= Work order =
Return the entries in full, exactly as they were written.

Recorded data
☆ ☆ ☆ ☆ ☆ ☆ ☆

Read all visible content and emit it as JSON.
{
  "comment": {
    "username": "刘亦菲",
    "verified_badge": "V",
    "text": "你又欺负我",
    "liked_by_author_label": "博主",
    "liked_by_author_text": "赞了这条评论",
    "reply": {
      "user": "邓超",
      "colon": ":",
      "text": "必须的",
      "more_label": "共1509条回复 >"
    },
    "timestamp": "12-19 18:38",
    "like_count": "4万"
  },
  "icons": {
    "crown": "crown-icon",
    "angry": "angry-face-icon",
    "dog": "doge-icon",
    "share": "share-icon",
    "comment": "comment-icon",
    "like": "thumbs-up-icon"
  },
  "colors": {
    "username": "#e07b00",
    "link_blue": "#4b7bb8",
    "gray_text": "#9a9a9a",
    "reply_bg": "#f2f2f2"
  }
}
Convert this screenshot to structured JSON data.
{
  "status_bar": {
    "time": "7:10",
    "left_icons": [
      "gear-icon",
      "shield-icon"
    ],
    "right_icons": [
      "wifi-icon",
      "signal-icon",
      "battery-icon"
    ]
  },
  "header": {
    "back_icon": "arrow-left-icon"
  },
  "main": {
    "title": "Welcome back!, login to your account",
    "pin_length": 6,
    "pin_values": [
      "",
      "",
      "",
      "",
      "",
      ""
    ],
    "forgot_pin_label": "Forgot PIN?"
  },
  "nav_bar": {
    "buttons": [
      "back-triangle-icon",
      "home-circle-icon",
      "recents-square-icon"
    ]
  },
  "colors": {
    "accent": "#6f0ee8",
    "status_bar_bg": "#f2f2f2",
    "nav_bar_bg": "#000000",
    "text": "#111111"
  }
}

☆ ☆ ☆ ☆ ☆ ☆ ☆

= Written solution =
Read all visible content and emit it as JSON.
{
  "comment": {
    "username": "刘亦菲",
    "verified_badge": "V",
    "text": "你又欺负我",
    "liked_by_author_label": "博主",
    "liked_by_author_text": "赞了这条评论",
    "reply": {
      "user": "邓超",
      "colon": ":",
      "text": "必须的",
      "more_label": "共1509条回复 >"
    },
    "timestamp": "12-19 18:38",
    "like_count": "4万"
  },
  "icons": {
    "crown": "crown-icon",
    "angry": "angry-face-icon",
    "dog": "doge-icon",
    "share": "share-icon",
    "comment": "comment-icon",
    "like": "thumbs-up-icon"
  },
  "colors": {
    "username": "#e07b00",
    "link_blue": "#4b7bb8",
    "gray_text": "#9a9a9a",
    "reply_bg": "#f2f2f2"
  }
}
Convert this screenshot to structured JSON data.
{
  "status_bar": {
    "time": "7:10",
    "left_icons": [
      "gear-icon",
      "shield-icon"
    ],
    "right_icons": [
      "wifi-icon",
      "signal-icon",
      "battery-icon"
    ]
  },
  "header": {
    "back_icon": "arrow-left-icon"
  },
  "main": {
    "title": "Welcome back!, login to your account",
    "pin_length": 6,
    "pin_values": [
      "",
      "",
      "",
      "",
      "",
      ""
    ],
    "forgot_pin_label": "Forgot PIN?"
  },
  "nav_bar": {
    "buttons": [
      "back-triangle-icon",
      "home-circle-icon",
      "recents-square-icon"
    ]
  },
  "colors": {
    "accent": "#6f0ee8",
    "status_bar_bg": "#f2f2f2",
    "nav_bar_bg": "#000000",
    "text": "#111111"
  }
}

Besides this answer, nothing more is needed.